“The biomechanics help flex the muscles a lot more and ensure that the correct ones are engaged. Even trainers need trainers. When you’re tiring, technique can go out of the window. It’s then we’ll tell you to drop the weight and concentrate more on form.
“It’s a fine balance between the weight that you’re lifting and the way that you’re lifting it. It’s really important so the science behind it is crucial.”
After nine weeks of discipline and dedication the results spoke for themselves. I was leaner, fuller and more muscular. It was, undoubtedly, the best shape that I’d ever been in.
“For nine weeks it’s amazing,” said Evan.
“You adapted to the training plan pretty well and followed it pretty much to a tee. Results like that are around the norm if you stick to the plan. Your results aren’t just average, they’re amazing.
“You were fairly lean, you didn’t hit 10% because we were limited to time, but your abs were visible and you were touching 12%. You lost around three per cent body fat throughout the process. You can see the difference.
“Your sugar sights dramatically dropped down and you gained a lot of muscle. The food that you had has been feeding you for the gym. You’ve got no muscle wastage so it’s been fuelling your muscle.
“You’re a lot fuller, that’s from when we started putting carbs in to your diet towards the end. It filled you out. You’re muscles were showing a lot more.” Evan added: “The client has to make a decision for themselves. They have to be 100% ready for us to get started. A 70% commitment is only going to get you 70% results. As long as the trainer and the client have an understanding about lifestyles it works a lot more. It helps with the progression.
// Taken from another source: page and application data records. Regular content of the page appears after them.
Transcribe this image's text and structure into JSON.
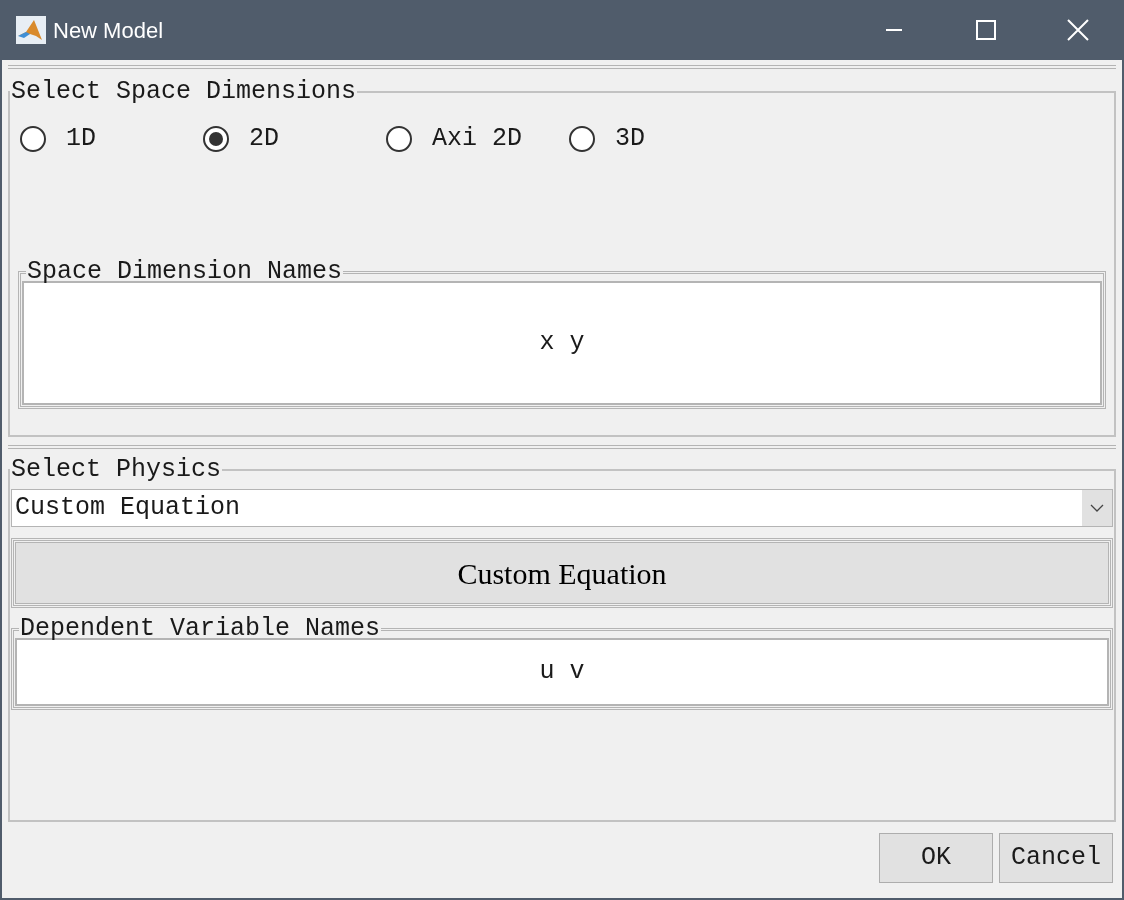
{
  "window": {
    "title": "New Model"
  },
  "space_dimensions": {
    "title": "Select Space Dimensions",
    "options": [
      {
        "label": "1D",
        "selected": false
      },
      {
        "label": "2D",
        "selected": true
      },
      {
        "label": "Axi 2D",
        "selected": false
      },
      {
        "label": "3D",
        "selected": false
      }
    ]
  },
  "space_dimension_names": {
    "title": "Space Dimension Names",
    "value": "x y"
  },
  "physics": {
    "title": "Select Physics",
    "dropdown": {
      "value": "Custom Equation"
    },
    "button": "Custom Equation"
  },
  "dependent_variable_names": {
    "title": "Dependent Variable Names",
    "value": "u v"
  },
  "buttons": [
    "OK",
    "Cancel"
  ]
}
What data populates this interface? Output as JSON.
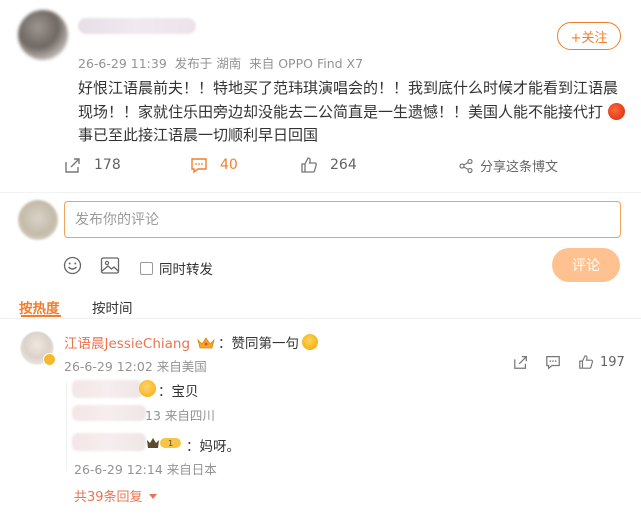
{
  "post": {
    "meta": {
      "time": "26-6-29 11:39",
      "source": "发布于 湖南",
      "device": "来自 OPPO Find X7"
    },
    "follow_label": "+关注",
    "text_part1": "好恨江语晨前夫！！特地买了范玮琪演唱会的！！我到底什么时候才能看到江语晨现场！！家就住乐田旁边却没能去二公简直是一生遗憾！！美国人能不能接代打",
    "text_part2": "事已至此接江语晨一切顺利早日回国",
    "actions": {
      "repost_count": "178",
      "comment_count": "40",
      "like_count": "264",
      "share_label": "分享这条博文"
    }
  },
  "compose": {
    "placeholder": "发布你的评论",
    "repost_toggle_label": "同时转发",
    "submit_label": "评论"
  },
  "sort_tabs": {
    "hot": "按热度",
    "time": "按时间"
  },
  "comment": {
    "username": "江语晨JessieChiang",
    "text": "：赞同第一句",
    "time": "26-6-29 12:02",
    "location": "来自美国",
    "like_count": "197",
    "replies": [
      {
        "text": "：宝贝",
        "meta": "13 来自四川"
      },
      {
        "text": "：妈呀。",
        "meta": "26-6-29 12:14 来自日本"
      }
    ],
    "more_replies": "共39条回复"
  },
  "colors": {
    "accent": "#f27e2d",
    "username": "#eb7350",
    "muted": "#939393",
    "submit_disabled": "#ffc18f"
  }
}
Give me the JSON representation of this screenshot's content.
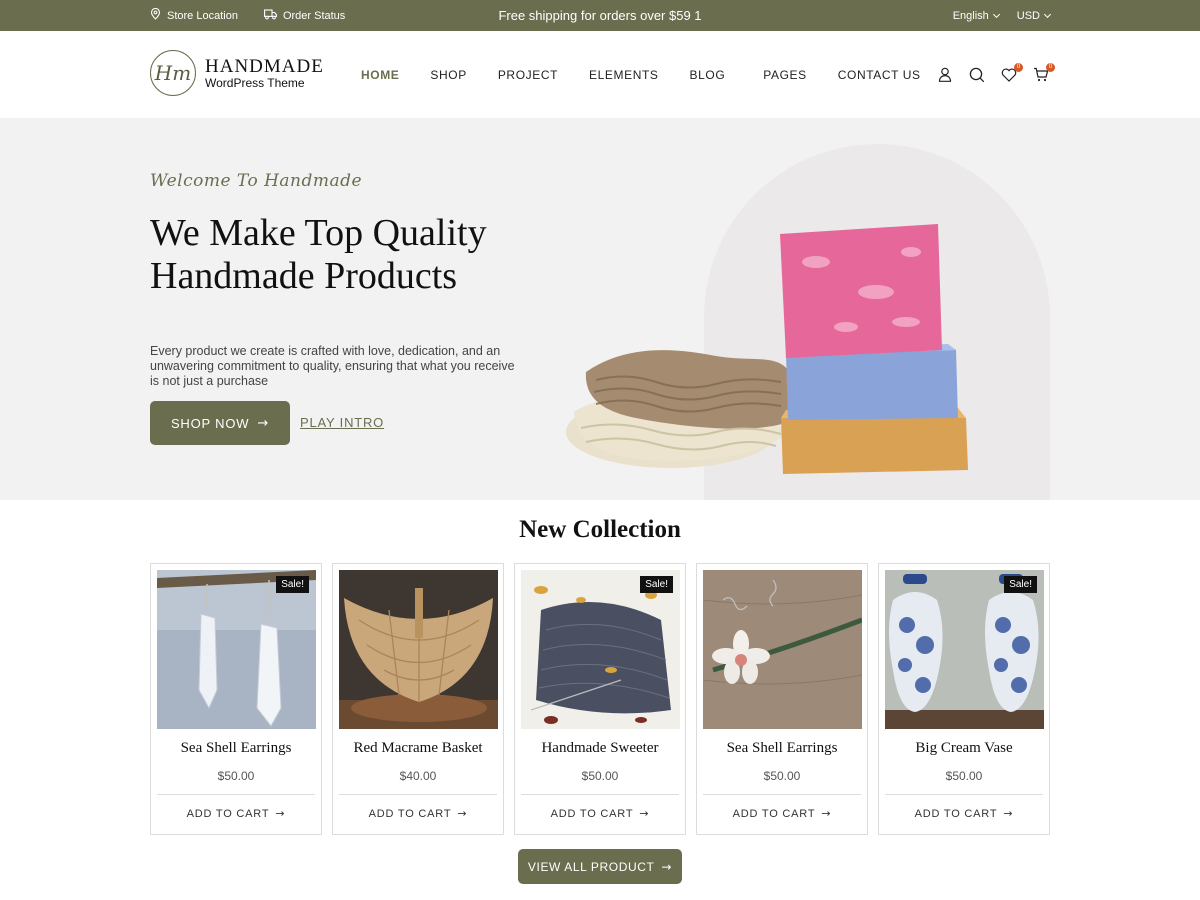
{
  "topbar": {
    "store_location": "Store Location",
    "order_status": "Order Status",
    "promo": "Free shipping for orders over $59 1",
    "language": "English",
    "currency": "USD"
  },
  "header": {
    "logo_mark": "Hm",
    "logo_title": "HANDMADE",
    "logo_subtitle": "WordPress Theme",
    "nav": [
      "HOME",
      "SHOP",
      "PROJECT",
      "ELEMENTS",
      "BLOG",
      "PAGES",
      "CONTACT US"
    ],
    "wishlist_count": "0",
    "cart_count": "0"
  },
  "hero": {
    "script": "Welcome To Handmade",
    "title": "We Make Top Quality Handmade Products",
    "description": "Every product we create is crafted with love, dedication, and an unwavering commitment to quality, ensuring that what you receive is not just a purchase",
    "shop_button": "SHOP NOW",
    "intro_link": "PLAY INTRO"
  },
  "collection": {
    "title": "New Collection",
    "sale_label": "Sale!",
    "add_to_cart": "ADD TO CART",
    "products": [
      {
        "name": "Sea Shell Earrings",
        "price": "$50.00",
        "sale": true
      },
      {
        "name": "Red Macrame Basket",
        "price": "$40.00",
        "sale": false
      },
      {
        "name": "Handmade Sweeter",
        "price": "$50.00",
        "sale": true
      },
      {
        "name": "Sea Shell Earrings",
        "price": "$50.00",
        "sale": false
      },
      {
        "name": "Big Cream Vase",
        "price": "$50.00",
        "sale": true
      }
    ],
    "view_all": "VIEW ALL PRODUCT"
  },
  "colors": {
    "brand": "#6a6e4e",
    "badge": "#d9582a"
  }
}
“It’s all about team work and the support network that we offer. They’ll get the result. At the end of the day they can not fail if they don’t give up. We worked together and it worked fantastically. The results speak for themselves.
“If you don’t quit you can always win. If you don’t give up you can not fail.”